Buying & Selling
Buying a car involves a lot of paperwork and complicated procedures, but in most cases, for an extra fee, you can have your car dealer do them for you. In order to own a car, you must first find a parking space, and get a Inkan-shomei (印鑑証明, seal certificate) or a signature certificate from their embassy. Aftercare, such as guarantee and support services vary depending on the car dealer, so these are some points to compare aside from the pricing. Also, in addition to the car price, you need to pay extra fees such as registration fees, various taxes and car insurance (see section on insurance and taxes).
When you want to get a new car or want to sell your car before you leave Japan, you can go to the car dealer where you bought your car, or alternatively consult a car buyer. The prices range from one place to another, so it may be better to consult several buyers.
Leasing a car is a great way to drive a car without making a large upfront payment. Another feature is that you only pay for the actual usage of the car. Generally, there is no down payment and fees are monthly. Maintenance fee and insurance are included, so the only cost to the driver is gas. When you leave Japan, the lease company will take care of deregistration or sale of the car.
In many cases, Japanese lease companies require a Japanese guarantor and a minimum lease term of 3 years. Also, because you cannot break a lease contract without a cancellation fee, it is important that you understand the penalty and how the fee will be calculated. Recently, several companies offer new leasing systems. For instance, it is possible to contract from a minimum of 3 months and change the vehicle type according to the application. If the length of stay in Japan is undecided, or hope to enjoy a variety of car models, this is a valid option.
They have features listed below:
・Used car plan (minimum 90 days) & New car plan (minimum 10 months or 5,000km traveled) -Return or switch cars after minimum term/clock distance.

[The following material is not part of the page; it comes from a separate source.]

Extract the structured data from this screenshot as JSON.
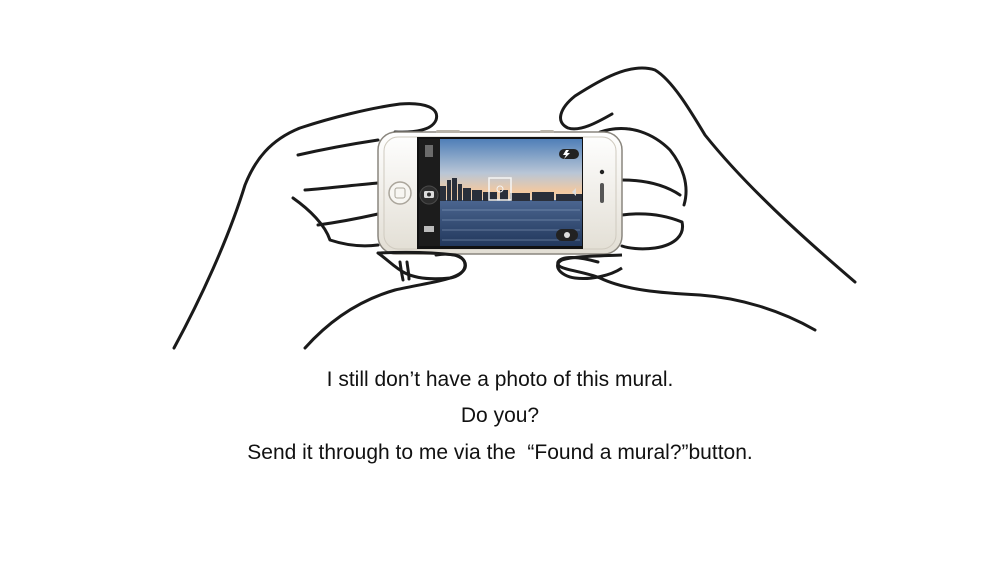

・Change vehicles depending on the season – convertible for summer, SUV for winter, etc.
・Includes: Liability insurance covering third party injury and damage (first party not covered, all taxes, vehicle inspection fees.
More information, visit Norel Website https://norel.jp/
|080-4756-7269(for English) 0120-355-018(for Japanese)|
The Jibaiseki-hoken (自賠責保険, automobile liability insurance) is a compulsory insurance required for all automobiles, and must be purchased when you buy a car. It covers compensation for damages of expected profit lost due to the injury or death of third parties. The contract is renewed at the time of the vehicle inspection.
Most drivers also purchase the Nin-i-hoken (任意保険, voluntary insurance), as compulsory insurance has only limited coverage. Voluntary insurance is available online or at car dealers.
Safety InspectionShaken (車検, Vehicle inspection system) is a regular check conducted to confirm whether the car meets the safety standards. The initial inspection certificate is effective for three years, and the vehicle must undergo renewal inspections every two years thereafter. Vehicles can be inspected at licensed service shops or at the Transport Bureau. Car maintenance and adjustment may be needed to pass the inspection. Most car dealers have inspection and maintenance services.
Car Related Tax
Various taxes are imposed when you own a car.
- Jidousha-shutoku-zei (自動車取得税, acquisition tax) is a 5% tax you pay at the time of purchase of your car.
- Jidousha-zei (自動車税, automobile tax) is an annual tax you pay the prefecture for owning a car, and an invoice will be sent to your home address every April. Tax rates differ depending on the size of the engine.
- Jidousha-juryou-zei (自動車重量税, tonnage tax) is a tax you pay for the weight of your car. This is collected at the time of vehicle inspection.
Some companies have full English support. See the list of car dealers .